Although they’ve branched out, they will always be at the forefront of case management for people with HIV/AIDS. Maricopa County is a hotspot for the virus, and Southwest is the largest tester for HIV and STI infections.
The City of Phoenix partnered with them on a Fast-Track Initiative, a declaration to ensure HIV/AIDS is no longer a public health threat by 2030. In keeping with this goal, they can start a patient on medication the same day as a diagnosis.
Details: 1101 N. Central Avenue, Suite #200 swcenter.org.
On the second floor of the Parsons Center, the Valleywise Community Health Center serves locals as both a generalized practitioner, including dental and mental health care, and as an HIV clinic.
The clinic provides a place for HIV testing and other essential care.
Details: 1101 N. Central Ave. Suite #204 valleywisehealth.org.
When visitors pass through the Steven Spielberg Entrance, they enter the world of diverse and creative artists who make up Phoenix’s largest active regional theatre company.
On multiple stages, a tribute to Billie Holiday, a musical about Tiananmen Square, and an adaptation of ‘Elf’ are some wide-ranging productions that make up the 500 different performances in a given year.
And every year, the theatre hosts auditions to find the next generation of local talent.
Details: 1825 N. Central Ave. phoenixtheatre.com.
In a converted synagogue, the Arizona Jewish Historical Society (AZHS) operates the Cutler-Plotkin Jewish Heritage Center as a gathering space and place to preserve the community’s stories and voices.
In addition to hosting exhibits on local Jewish communities in the 20th century, the center operates a Holocaust Education Center to educate younger generations on the causes of the Holocaust.
As a result of the November 2023 General Obligation (GO) Bond election, new funds will help fund a new Holocaust Education Center that will include an interactive interview, drawing from 1000 pre-recorded answers, from local Holocaust survivor Oskar Knoblauch.
Details: 122 E. Culver St. azjhs.org.
Since 1976, this vital Downtown non-profit has served diverse arts and culture interests. From the site of a previous First Southern Baptist Church location, the center offers classes and workshops in ceramics, photography, printmaking, dance, jewelry-making, and much more.
“The other PCA” is powered by community donations, classes, and sponsorships within the center, a historic City of Phoenix-operated facility. A recent initiative, BIPOC Arts, allows artists opportunities to develop into teachers under the tutelage of fellow professional artists.
Details: 1202 N. 3rd St. phoenixcenterforthearts.org.
Just north of the park, the Arizona School for the Arts (ASA) is cultivating future artists’ talent and giving them life skills. More than simply sharpening artistic talent, ASA is an all-encompassing academic school, with studies from middle school through college preparation.

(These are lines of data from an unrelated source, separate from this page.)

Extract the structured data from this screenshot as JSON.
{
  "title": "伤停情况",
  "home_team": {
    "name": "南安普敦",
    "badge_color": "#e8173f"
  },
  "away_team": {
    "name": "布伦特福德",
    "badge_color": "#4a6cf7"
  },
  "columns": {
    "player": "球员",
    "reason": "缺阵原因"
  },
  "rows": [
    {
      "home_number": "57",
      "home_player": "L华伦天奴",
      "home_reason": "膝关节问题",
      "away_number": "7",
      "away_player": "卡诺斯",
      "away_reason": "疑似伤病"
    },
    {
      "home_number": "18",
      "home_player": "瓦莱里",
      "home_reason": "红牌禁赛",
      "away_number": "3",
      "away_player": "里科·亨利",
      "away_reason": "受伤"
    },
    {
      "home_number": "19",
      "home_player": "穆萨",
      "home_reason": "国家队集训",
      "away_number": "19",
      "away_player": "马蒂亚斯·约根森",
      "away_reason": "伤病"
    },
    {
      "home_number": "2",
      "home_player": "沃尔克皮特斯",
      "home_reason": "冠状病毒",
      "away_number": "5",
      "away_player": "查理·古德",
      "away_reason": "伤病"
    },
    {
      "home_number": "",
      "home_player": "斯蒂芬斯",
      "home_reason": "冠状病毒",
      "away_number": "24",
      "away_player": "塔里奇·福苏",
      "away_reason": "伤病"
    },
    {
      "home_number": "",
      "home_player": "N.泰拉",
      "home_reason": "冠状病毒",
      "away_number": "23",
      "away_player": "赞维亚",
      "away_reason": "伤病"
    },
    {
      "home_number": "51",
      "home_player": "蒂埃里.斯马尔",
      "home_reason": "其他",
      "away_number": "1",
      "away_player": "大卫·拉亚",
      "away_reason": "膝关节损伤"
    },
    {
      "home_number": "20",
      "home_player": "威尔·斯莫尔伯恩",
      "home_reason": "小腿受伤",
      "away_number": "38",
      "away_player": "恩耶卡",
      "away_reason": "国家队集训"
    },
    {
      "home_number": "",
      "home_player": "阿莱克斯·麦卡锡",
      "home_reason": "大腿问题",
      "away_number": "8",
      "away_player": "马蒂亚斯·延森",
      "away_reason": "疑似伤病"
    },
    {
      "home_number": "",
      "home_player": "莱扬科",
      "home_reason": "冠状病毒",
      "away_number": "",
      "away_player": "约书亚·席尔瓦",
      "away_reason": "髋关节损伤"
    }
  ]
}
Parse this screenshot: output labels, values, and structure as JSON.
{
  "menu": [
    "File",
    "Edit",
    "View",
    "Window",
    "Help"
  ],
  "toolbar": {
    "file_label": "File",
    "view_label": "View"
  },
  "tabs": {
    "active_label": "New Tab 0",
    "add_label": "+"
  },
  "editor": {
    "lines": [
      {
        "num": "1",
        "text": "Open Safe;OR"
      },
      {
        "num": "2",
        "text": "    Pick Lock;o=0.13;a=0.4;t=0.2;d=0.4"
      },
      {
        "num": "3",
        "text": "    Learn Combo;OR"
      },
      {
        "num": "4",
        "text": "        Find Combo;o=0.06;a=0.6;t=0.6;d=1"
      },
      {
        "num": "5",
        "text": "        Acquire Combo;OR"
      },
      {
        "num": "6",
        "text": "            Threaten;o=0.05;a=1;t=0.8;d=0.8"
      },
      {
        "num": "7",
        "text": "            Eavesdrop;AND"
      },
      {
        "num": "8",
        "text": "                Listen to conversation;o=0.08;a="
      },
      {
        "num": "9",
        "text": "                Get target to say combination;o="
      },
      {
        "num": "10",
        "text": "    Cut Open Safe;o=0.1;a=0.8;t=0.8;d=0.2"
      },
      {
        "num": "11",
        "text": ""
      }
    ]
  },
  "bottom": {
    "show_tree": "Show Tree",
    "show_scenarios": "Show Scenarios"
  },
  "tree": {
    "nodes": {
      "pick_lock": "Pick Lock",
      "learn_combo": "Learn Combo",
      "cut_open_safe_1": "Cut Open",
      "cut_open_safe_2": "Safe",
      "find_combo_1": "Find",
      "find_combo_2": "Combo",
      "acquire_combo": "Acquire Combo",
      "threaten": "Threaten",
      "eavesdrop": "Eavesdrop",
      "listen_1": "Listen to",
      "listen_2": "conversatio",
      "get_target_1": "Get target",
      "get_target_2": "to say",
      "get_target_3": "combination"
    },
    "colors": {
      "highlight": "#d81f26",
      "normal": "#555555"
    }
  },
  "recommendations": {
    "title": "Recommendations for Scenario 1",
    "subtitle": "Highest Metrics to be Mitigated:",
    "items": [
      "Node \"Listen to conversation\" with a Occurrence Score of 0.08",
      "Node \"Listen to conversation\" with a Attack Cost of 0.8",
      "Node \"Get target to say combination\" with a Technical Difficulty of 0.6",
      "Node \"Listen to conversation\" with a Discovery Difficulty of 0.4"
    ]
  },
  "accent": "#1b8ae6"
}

From the inside out, ASA fosters a nurturing, creative space for students. In recent years, evocative wayfinding by Thinking Caps Design alludes to the creative minds inside.
The recently added outdoor concrete furniture by Dig Studio and a soon-to-be-unveiled outdoor Amphitheatre count as places for future ASA alum to gather in the years to come.
Details: 1410 N. 3rd St. goasa.org.
Other Nearby Non-Profits include Arizona Humanities, Arizona Puppet Theater, Flinn Foundation and Grace Lutheran Church.
As Hance Park continues to be revitalized, so do the constituencies the park and non-profits around it serve.
This year alone, the park hosted many events, from the Super Bowl LVII Experience to annual events, including the Local First Arizona Fall Festival and the Phoenix Pizza Festival. In 2024, the March Madness Music Festival will be added to the park’s repertoire in April.
If the park’s first three decades are any indication, the future is bright for this iconic gathering space.